## WHAT TO DO
The full data must be written out exactly, with every line included.

## DATA PROVIDED
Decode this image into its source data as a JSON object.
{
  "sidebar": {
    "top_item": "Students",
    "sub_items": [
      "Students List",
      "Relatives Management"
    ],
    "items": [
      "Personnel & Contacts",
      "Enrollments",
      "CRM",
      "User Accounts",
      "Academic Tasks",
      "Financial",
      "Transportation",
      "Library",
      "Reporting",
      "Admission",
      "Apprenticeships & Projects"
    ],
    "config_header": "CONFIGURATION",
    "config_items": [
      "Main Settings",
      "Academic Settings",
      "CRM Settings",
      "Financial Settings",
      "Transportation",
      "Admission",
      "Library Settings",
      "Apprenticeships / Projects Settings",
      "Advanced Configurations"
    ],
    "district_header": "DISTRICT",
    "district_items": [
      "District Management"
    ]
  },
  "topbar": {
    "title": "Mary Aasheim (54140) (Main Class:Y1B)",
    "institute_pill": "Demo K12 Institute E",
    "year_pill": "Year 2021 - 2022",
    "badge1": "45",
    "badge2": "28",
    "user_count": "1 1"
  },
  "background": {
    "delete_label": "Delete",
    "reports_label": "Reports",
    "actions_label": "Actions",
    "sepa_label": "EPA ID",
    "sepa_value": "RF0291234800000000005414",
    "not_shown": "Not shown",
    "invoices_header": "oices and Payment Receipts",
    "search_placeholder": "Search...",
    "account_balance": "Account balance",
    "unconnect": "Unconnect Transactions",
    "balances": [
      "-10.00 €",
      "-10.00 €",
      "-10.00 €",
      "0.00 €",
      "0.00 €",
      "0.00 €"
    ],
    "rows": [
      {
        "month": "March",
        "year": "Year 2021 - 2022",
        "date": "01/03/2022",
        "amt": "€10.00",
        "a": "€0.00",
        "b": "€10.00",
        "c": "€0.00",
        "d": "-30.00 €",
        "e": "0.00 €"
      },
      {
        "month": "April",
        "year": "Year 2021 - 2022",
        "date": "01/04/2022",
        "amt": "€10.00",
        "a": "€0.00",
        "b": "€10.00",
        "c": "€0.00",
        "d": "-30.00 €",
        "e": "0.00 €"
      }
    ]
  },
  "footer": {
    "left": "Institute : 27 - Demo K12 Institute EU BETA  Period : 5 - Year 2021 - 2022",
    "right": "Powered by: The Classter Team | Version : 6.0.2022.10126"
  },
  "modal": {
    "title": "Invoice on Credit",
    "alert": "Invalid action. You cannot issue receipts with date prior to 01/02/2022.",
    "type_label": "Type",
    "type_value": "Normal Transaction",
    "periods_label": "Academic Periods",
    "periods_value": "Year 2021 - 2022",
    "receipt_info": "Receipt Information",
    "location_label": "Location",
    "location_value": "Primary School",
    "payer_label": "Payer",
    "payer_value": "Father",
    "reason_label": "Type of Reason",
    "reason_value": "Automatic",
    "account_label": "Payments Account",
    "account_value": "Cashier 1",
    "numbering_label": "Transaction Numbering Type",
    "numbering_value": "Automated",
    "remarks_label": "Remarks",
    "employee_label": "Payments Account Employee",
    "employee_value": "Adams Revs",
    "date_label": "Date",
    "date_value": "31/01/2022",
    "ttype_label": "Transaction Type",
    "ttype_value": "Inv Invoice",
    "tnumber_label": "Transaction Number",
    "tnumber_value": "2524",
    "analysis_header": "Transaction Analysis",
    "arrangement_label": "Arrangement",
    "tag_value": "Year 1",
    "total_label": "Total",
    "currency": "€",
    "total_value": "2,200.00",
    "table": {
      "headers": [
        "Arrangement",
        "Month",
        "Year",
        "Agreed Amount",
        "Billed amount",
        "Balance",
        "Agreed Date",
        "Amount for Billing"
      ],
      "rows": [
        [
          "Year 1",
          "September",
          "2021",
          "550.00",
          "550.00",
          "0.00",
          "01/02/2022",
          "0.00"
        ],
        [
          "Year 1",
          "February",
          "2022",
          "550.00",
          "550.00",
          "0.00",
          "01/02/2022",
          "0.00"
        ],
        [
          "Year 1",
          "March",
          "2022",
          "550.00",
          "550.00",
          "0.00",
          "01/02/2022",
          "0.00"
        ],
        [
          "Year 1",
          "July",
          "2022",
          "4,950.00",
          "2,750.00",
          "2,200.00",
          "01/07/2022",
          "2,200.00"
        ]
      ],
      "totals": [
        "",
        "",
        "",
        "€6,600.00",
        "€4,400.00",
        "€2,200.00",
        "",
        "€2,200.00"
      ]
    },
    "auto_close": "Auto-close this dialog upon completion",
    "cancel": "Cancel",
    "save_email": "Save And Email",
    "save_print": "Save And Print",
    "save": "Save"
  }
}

## PROBLEM SOLUTION
Decode this image into its source data as a JSON object.
{
  "sidebar": {
    "top_item": "Students",
    "sub_items": [
      "Students List",
      "Relatives Management"
    ],
    "items": [
      "Personnel & Contacts",
      "Enrollments",
      "CRM",
      "User Accounts",
      "Academic Tasks",
      "Financial",
      "Transportation",
      "Library",
      "Reporting",
      "Admission",
      "Apprenticeships & Projects"
    ],
    "config_header": "CONFIGURATION",
    "config_items": [
      "Main Settings",
      "Academic Settings",
      "CRM Settings",
      "Financial Settings",
      "Transportation",
      "Admission",
      "Library Settings",
      "Apprenticeships / Projects Settings",
      "Advanced Configurations"
    ],
    "district_header": "DISTRICT",
    "district_items": [
      "District Management"
    ]
  },
  "topbar": {
    "title": "Mary Aasheim (54140) (Main Class:Y1B)",
    "institute_pill": "Demo K12 Institute E",
    "year_pill": "Year 2021 - 2022",
    "badge1": "45",
    "badge2": "28",
    "user_count": "1 1"
  },
  "background": {
    "delete_label": "Delete",
    "reports_label": "Reports",
    "actions_label": "Actions",
    "sepa_label": "EPA ID",
    "sepa_value": "RF0291234800000000005414",
    "not_shown": "Not shown",
    "invoices_header": "oices and Payment Receipts",
    "search_placeholder": "Search...",
    "account_balance": "Account balance",
    "unconnect": "Unconnect Transactions",
    "balances": [
      "-10.00 €",
      "-10.00 €",
      "-10.00 €",
      "0.00 €",
      "0.00 €",
      "0.00 €"
    ],
    "rows": [
      {
        "month": "March",
        "year": "Year 2021 - 2022",
        "date": "01/03/2022",
        "amt": "€10.00",
        "a": "€0.00",
        "b": "€10.00",
        "c": "€0.00",
        "d": "-30.00 €",
        "e": "0.00 €"
      },
      {
        "month": "April",
        "year": "Year 2021 - 2022",
        "date": "01/04/2022",
        "amt": "€10.00",
        "a": "€0.00",
        "b": "€10.00",
        "c": "€0.00",
        "d": "-30.00 €",
        "e": "0.00 €"
      }
    ]
  },
  "footer": {
    "left": "Institute : 27 - Demo K12 Institute EU BETA  Period : 5 - Year 2021 - 2022",
    "right": "Powered by: The Classter Team | Version : 6.0.2022.10126"
  },
  "modal": {
    "title": "Invoice on Credit",
    "alert": "Invalid action. You cannot issue receipts with date prior to 01/02/2022.",
    "type_label": "Type",
    "type_value": "Normal Transaction",
    "periods_label": "Academic Periods",
    "periods_value": "Year 2021 - 2022",
    "receipt_info": "Receipt Information",
    "location_label": "Location",
    "location_value": "Primary School",
    "payer_label": "Payer",
    "payer_value": "Father",
    "reason_label": "Type of Reason",
    "reason_value": "Automatic",
    "account_label": "Payments Account",
    "account_value": "Cashier 1",
    "numbering_label": "Transaction Numbering Type",
    "numbering_value": "Automated",
    "remarks_label": "Remarks",
    "employee_label": "Payments Account Employee",
    "employee_value": "Adams Revs",
    "date_label": "Date",
    "date_value": "31/01/2022",
    "ttype_label": "Transaction Type",
    "ttype_value": "Inv Invoice",
    "tnumber_label": "Transaction Number",
    "tnumber_value": "2524",
    "analysis_header": "Transaction Analysis",
    "arrangement_label": "Arrangement",
    "tag_value": "Year 1",
    "total_label": "Total",
    "currency": "€",
    "total_value": "2,200.00",
    "table": {
      "headers": [
        "Arrangement",
        "Month",
        "Year",
        "Agreed Amount",
        "Billed amount",
        "Balance",
        "Agreed Date",
        "Amount for Billing"
      ],
      "rows": [
        [
          "Year 1",
          "September",
          "2021",
          "550.00",
          "550.00",
          "0.00",
          "01/02/2022",
          "0.00"
        ],
        [
          "Year 1",
          "February",
          "2022",
          "550.00",
          "550.00",
          "0.00",
          "01/02/2022",
          "0.00"
        ],
        [
          "Year 1",
          "March",
          "2022",
          "550.00",
          "550.00",
          "0.00",
          "01/02/2022",
          "0.00"
        ],
        [
          "Year 1",
          "July",
          "2022",
          "4,950.00",
          "2,750.00",
          "2,200.00",
          "01/07/2022",
          "2,200.00"
        ]
      ],
      "totals": [
        "",
        "",
        "",
        "€6,600.00",
        "€4,400.00",
        "€2,200.00",
        "",
        "€2,200.00"
      ]
    },
    "auto_close": "Auto-close this dialog upon completion",
    "cancel": "Cancel",
    "save_email": "Save And Email",
    "save_print": "Save And Print",
    "save": "Save"
  }
}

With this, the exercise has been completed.